NBA Business Lessons from Jared Dudley

https://art19.com/shows/thewojpod/episodes/ebb0221c-ccdc-46f5-b54f-cbbfb8405863/embed

I listened to this newest episode of Adrian Wojnarowski’s The Woj Pod this morning on my commute – it is excellent, perhaps the most educational NBA business related podcast episode I’ve ever listened to. Jared Dudley goes into details about what makes a veteran valuable to a team, and how he got paid for that. I’ve never heard a current player be so frank about his situation before – you’ll usually only hear about that stuff once it’s long over (Jalen Rose). Jared Dudley keeps it real!

My favorite quote, from something Jared Dudley learned, “Be a star in your role.” I love the direction of doing what you’re asked to do at your very best, not what you think you should be doing or what you want to do, but fulfilling your assigned role to the maximum and forgetting ego.

I’ve been listening to Woj for the last year. At first, his interview style was a bit annoying because he tends to ask positive-tilting leading questions, but once I understood that people aren’t coming on to be grilled by a homicide detective, I’ve really enjoyed the quality of guests he brings on and the stories they tell on the podcast.

Through this, I understand the relationships Woj has built around the NBA, why’s he’s such a scoop machine, and his value to ESPN.

When Bicycle Riders Become Cyclists

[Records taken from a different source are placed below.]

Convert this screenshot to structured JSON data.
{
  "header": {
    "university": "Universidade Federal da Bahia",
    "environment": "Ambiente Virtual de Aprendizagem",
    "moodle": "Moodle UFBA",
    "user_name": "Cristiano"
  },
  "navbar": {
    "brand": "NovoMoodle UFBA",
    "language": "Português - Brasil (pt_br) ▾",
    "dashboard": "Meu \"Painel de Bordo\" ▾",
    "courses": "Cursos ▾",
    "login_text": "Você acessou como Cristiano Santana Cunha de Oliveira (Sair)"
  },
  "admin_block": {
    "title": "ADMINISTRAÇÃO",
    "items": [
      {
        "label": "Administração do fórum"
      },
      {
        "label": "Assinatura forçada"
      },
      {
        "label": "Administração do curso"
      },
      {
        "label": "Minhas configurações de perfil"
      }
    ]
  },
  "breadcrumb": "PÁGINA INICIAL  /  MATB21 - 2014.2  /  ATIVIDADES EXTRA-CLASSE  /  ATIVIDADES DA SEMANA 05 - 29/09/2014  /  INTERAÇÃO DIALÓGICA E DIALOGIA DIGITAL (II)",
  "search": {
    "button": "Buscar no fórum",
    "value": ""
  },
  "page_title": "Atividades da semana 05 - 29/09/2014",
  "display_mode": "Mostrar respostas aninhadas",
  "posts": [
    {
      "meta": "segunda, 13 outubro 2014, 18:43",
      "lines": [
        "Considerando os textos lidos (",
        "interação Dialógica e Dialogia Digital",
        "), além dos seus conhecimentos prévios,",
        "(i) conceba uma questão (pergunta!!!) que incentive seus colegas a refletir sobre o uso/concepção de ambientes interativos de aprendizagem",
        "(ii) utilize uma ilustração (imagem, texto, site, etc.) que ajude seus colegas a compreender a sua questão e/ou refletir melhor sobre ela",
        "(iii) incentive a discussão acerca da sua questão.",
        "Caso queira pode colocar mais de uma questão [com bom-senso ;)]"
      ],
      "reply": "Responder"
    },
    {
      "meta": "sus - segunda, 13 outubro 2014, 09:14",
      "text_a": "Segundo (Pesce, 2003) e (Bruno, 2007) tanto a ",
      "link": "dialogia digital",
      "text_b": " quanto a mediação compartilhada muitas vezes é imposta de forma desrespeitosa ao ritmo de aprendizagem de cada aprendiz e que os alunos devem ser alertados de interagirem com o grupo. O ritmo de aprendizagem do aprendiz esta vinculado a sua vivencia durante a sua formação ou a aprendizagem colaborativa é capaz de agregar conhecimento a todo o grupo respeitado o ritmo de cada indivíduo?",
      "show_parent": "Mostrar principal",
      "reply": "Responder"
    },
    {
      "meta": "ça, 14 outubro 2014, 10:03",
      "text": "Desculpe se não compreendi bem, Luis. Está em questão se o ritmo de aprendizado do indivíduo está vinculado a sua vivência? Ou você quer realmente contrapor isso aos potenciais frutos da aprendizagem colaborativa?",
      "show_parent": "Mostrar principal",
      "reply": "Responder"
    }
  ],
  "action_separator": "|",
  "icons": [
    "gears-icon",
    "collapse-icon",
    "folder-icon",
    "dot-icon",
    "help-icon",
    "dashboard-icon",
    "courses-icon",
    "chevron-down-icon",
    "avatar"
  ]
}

(Otherwise known as the Obligatory Bicycle Photo by Cyclists and Kestrel Talon Ad  – photo taken near the top of Montebello Road)

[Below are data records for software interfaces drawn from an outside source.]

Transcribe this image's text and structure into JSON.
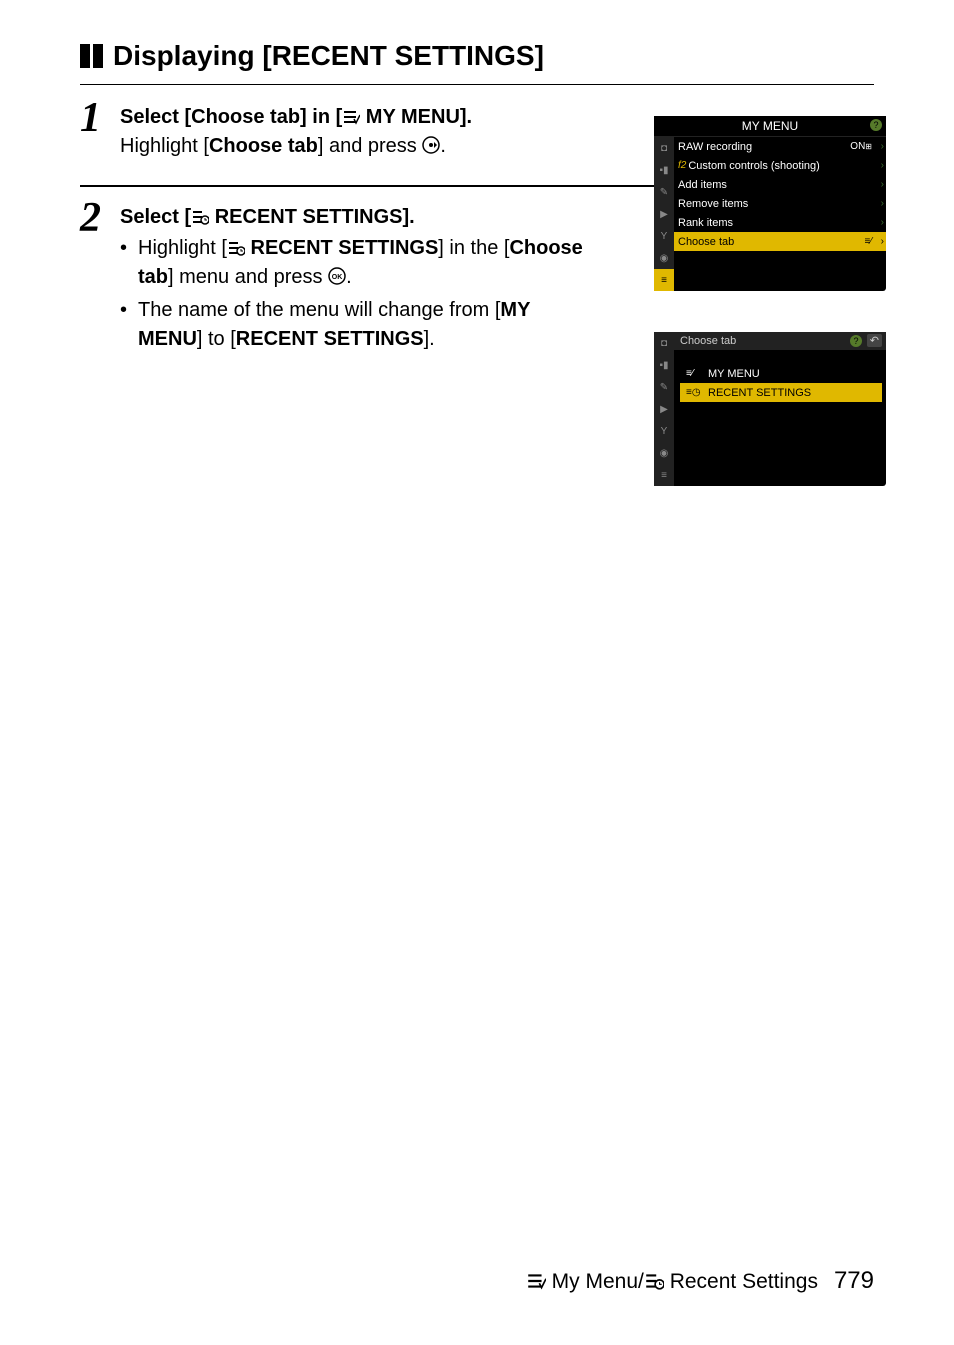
{
  "heading": "Displaying [RECENT SETTINGS]",
  "steps": [
    {
      "num": "1",
      "title_pre": "Select [Choose tab] in [",
      "title_icon": "my-menu-icon",
      "title_post": "  MY MENU].",
      "body_pre": "Highlight [",
      "body_bold": "Choose tab",
      "body_post": "] and press ",
      "body_icon": "right-selector-icon",
      "body_end": "."
    },
    {
      "num": "2",
      "title_pre": "Select [",
      "title_icon": "recent-settings-icon",
      "title_post": "  RECENT SETTINGS].",
      "bullets": [
        {
          "seg1": "Highlight [",
          "icon": "recent-settings-icon",
          "seg2": "  ",
          "bold1": "RECENT SETTINGS",
          "seg3": "] in the [",
          "bold2": "Choose tab",
          "seg4": "] menu and press ",
          "endicon": "ok-icon",
          "seg5": "."
        },
        {
          "seg1": "The name of the menu will change from [",
          "bold1": "MY MENU",
          "seg3": "] to [",
          "bold2": "RECENT SETTINGS",
          "seg4": "].",
          "seg5": ""
        }
      ]
    }
  ],
  "screenshot1": {
    "title": "MY MENU",
    "rows": [
      {
        "label": "RAW recording",
        "value": "ON",
        "val_icon": "raw-suffix-icon"
      },
      {
        "prefix": "f2",
        "label": "Custom controls (shooting)"
      },
      {
        "label": "Add items"
      },
      {
        "label": "Remove items"
      },
      {
        "label": "Rank items"
      },
      {
        "label": "Choose tab",
        "highlight": true,
        "right_icon": "my-menu-icon"
      }
    ]
  },
  "screenshot2": {
    "title": "Choose tab",
    "options": [
      {
        "icon": "my-menu-icon",
        "label": "MY MENU"
      },
      {
        "icon": "recent-settings-icon",
        "label": "RECENT SETTINGS",
        "highlight": true
      }
    ]
  },
  "footer": {
    "left_icon": "my-menu-icon",
    "left_text": " My Menu/",
    "right_icon": "recent-settings-icon",
    "right_text": " Recent Settings",
    "page": "779"
  }
}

I’ve been cycling for the last year and a half. After some occasional riding last summer, I started training with TrainerRoad in the Fall, and I’ve enjoyed riding outdoors since the Spring. I’ve totally been sucked into it – I love to talk about it, read about it, watch it, and gazingly look at my bike for no reason (it’s stored indoors), much to my wife’s chagrin.

I also worry about it – why I can’t be faster, how to take curves more dangerously yet not so dangerously, etc.

Along the way I’ve learned:

  • It is god-damn expensive. I aggregated all my bike-related expenses and it’s now nearing $4,000(!), despite always looking for deals and used items when possible. This also doesn’t include the cost of events (often $100+ not including travel and housing). Yet, the bike itself (as pictured), has me cost about $1,850 after getting two amazing deals – the all-carbon Kestrel Talon (originally $2,500) was $600 and used for 500 miles. I bought my Jones Precision Wheels Carbon Wheelset (originally $1700+) for $400 WITH a Powertap G3 Power Meter ($599).
  • $1850 for a bike is a lot, and yet, it’s really not (if you’re a cyclist, you understand).
  • You have to take a photo of your bike standing sexily by itself, ideally with a view behind it – thus, this blog post. There are even right and wrong ways of taking photos! For example, photograph the drive (right) side, push it in the highest gear possible, put any wheel decals at 12 O’Clock, put the pedals at 3 O’Clock.
  • N+1 is real – this is the thinking that no matter how many bikes you have (N), you have to have one more (N+1). For example right now, I’d like to get a cheap, used Cyclocross bike to improve my overall bike handling skills by riding on dirt. But what I really want is the 2017+ Specialized Roubaix, which will make me such an awesome rider (especially descents), I will make everyone cry. It’s a fact!
  • I interchange between getting sick about the money I spend, and thinking about where I can store the next bike. I don’t even have space for it – can I do an ICO (Blockchain) to fund this habit? I am a fiend.
  • 10g (.022 lbs) of weight is everything, and I obsess over whether I should pay $25 to get 10g less weight on a bottle cage. So what if I drink a bit of water, it’s easily more than 10g of added weight in my body? Don’t you dare use intelligence on me! I’m a cyclist, no brains required.
  • If you say “suffer” to a cyclist, they interpret it as “going to heaven”. I have not yet gone to heaven. Jesus, you master of suffering, show me the way!

As shown in photos: